But back to yesterday’s game. Seventeen Aston Villa supporters met up in the back room of the Globe Pub in Chicago. We watched Villa start the game brightly, as they sometimes do, then go behind at the first opportunity, as they often do, then surrender completely after the second goal went in.

The response of the team was pitiful, if somewhat understandable. How do you pretend you’ve got a chance of winning the game when you believe in your heart that you don’t?

But the response of the supporters at the Globe was magnificent. Faced with a room full of Liverpool supporters who barely managed a peep, led by Simon Leach, Brian Hanna, Bob Kemp, Greg Asad, and others, we unleashed a fusillade of song that lasted the entire game.

We sang just about every song I know and a couple I didn’t: “My Old Man,” “Oh Birmingham,” “Aston Villa FC,” “Holte Enders in the Sky,” “Paul McGrath,” “Villa Villa Villa,” “Come to See the Villa,” “Claret and Blue Army,” even “Nigel Spink.” We noted that the bin-dippers didn’t sing at 2-0, 3-0, or even 4-0. Was this a library? we inquired, offering to sings songs for them on request. We even had a disco.

At 2-0, we vowed to win 3-2. At 3-0, we were sure we’d win 4-3. We told them they’re nothing special because we lose every week. We noted that they’re shit for beating us only 6-0—after all, Chelsea once managed to put 8 on the board against us. Even at 6-0, we were predicting a 7-6 scoreline.

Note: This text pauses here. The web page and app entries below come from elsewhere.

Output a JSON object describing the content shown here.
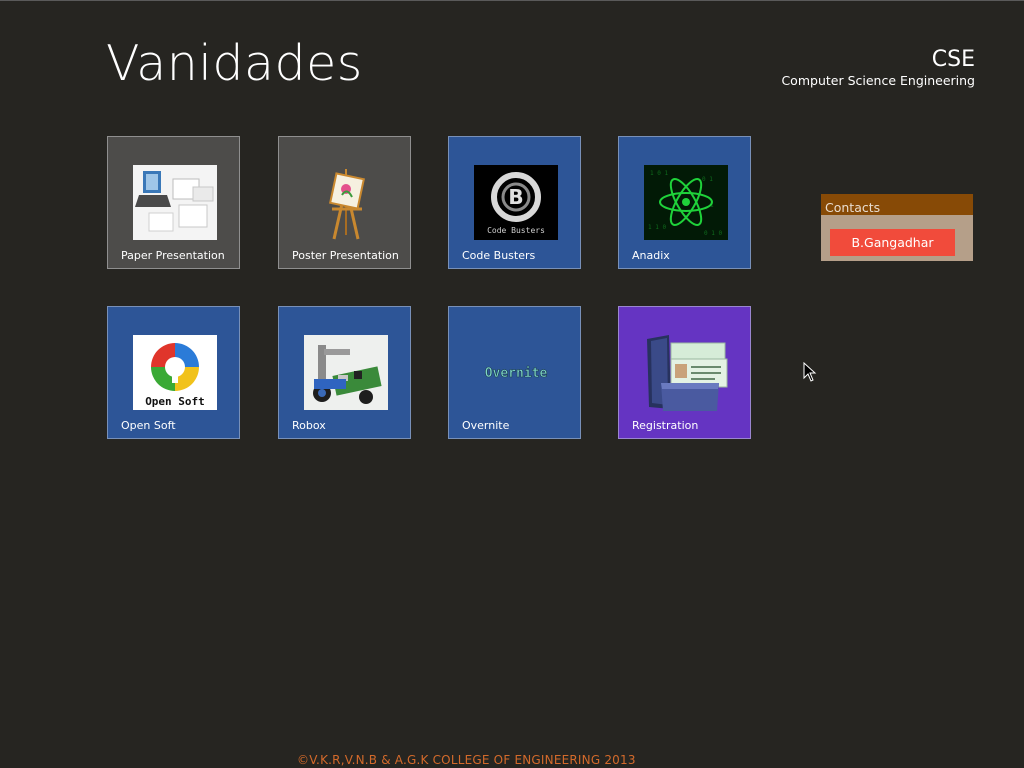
{
  "header": {
    "title": "Vanidades",
    "dept_code": "CSE",
    "dept_name": "Computer Science Engineering"
  },
  "tiles": [
    {
      "label": "Paper Presentation",
      "icon": "paper-presentation-icon",
      "color": "#4d4c4a"
    },
    {
      "label": "Poster Presentation",
      "icon": "easel-icon",
      "color": "#4d4c4a"
    },
    {
      "label": "Code Busters",
      "icon": "code-busters-logo",
      "color": "#2d5597",
      "logo_text": "Code Busters"
    },
    {
      "label": "Anadix",
      "icon": "atom-icon",
      "color": "#2d5597"
    },
    {
      "label": "Open Soft",
      "icon": "open-soft-logo",
      "color": "#2d5597",
      "logo_text": "Open Soft"
    },
    {
      "label": "Robox",
      "icon": "robot-icon",
      "color": "#2d5597"
    },
    {
      "label": "Overnite",
      "icon": "overnite-logo",
      "color": "#2d5597",
      "logo_text": "Overnite"
    },
    {
      "label": "Registration",
      "icon": "id-card-folder-icon",
      "color": "#6534c2"
    }
  ],
  "contacts": {
    "heading": "Contacts",
    "person": "B.Gangadhar"
  },
  "footer": {
    "text": "©V.K.R,V.N.B & A.G.K COLLEGE OF ENGINEERING 2013"
  },
  "colors": {
    "background": "#262521",
    "tile_gray": "#4d4c4a",
    "tile_blue": "#2d5597",
    "tile_purple": "#6534c2",
    "contacts_header": "#874a06",
    "contact_button": "#f14b3b",
    "footer_text": "#d36a2b"
  }
}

Behaving like a group of people who’d bought their shirts for the pretty design, the Liverpool supporters sang NOT A SINGLE SONG. They barely celebrated their own goals. We jeered their halfhearted attempts until, finally, we resorted to cheering their goals for them to show them how it’s done. We sang for Christian Benteke when he came on, even though we suspected he’d probably score against us. (The day’s one saving grace: he didn’t.) We sang at the Villa fans heading for the exits. We all stayed until the end. We ended with a SEVEN MINUTE rendition of “Everywhere We Go.”

After the game, several Liverpool fans showed some class and praised us for our support and our sense of humor.

Fans can’t change anything that happens on the pitch. Fans in the stadium can, perhaps, make an impact, but the vast majority of us watch from tens, hundreds, and thousands of miles away. The players can’t hear us.

The one battle we can win is against the other fans. And in that, our small group in Chicago has had an undefeated season.

This was one of the most painful defeats I’ve ever seen, and I’ve rarely felt more embarrassed by my team. But I’ve never felt prouder to be a Villan. We deserved better. We deserved to win 7-6.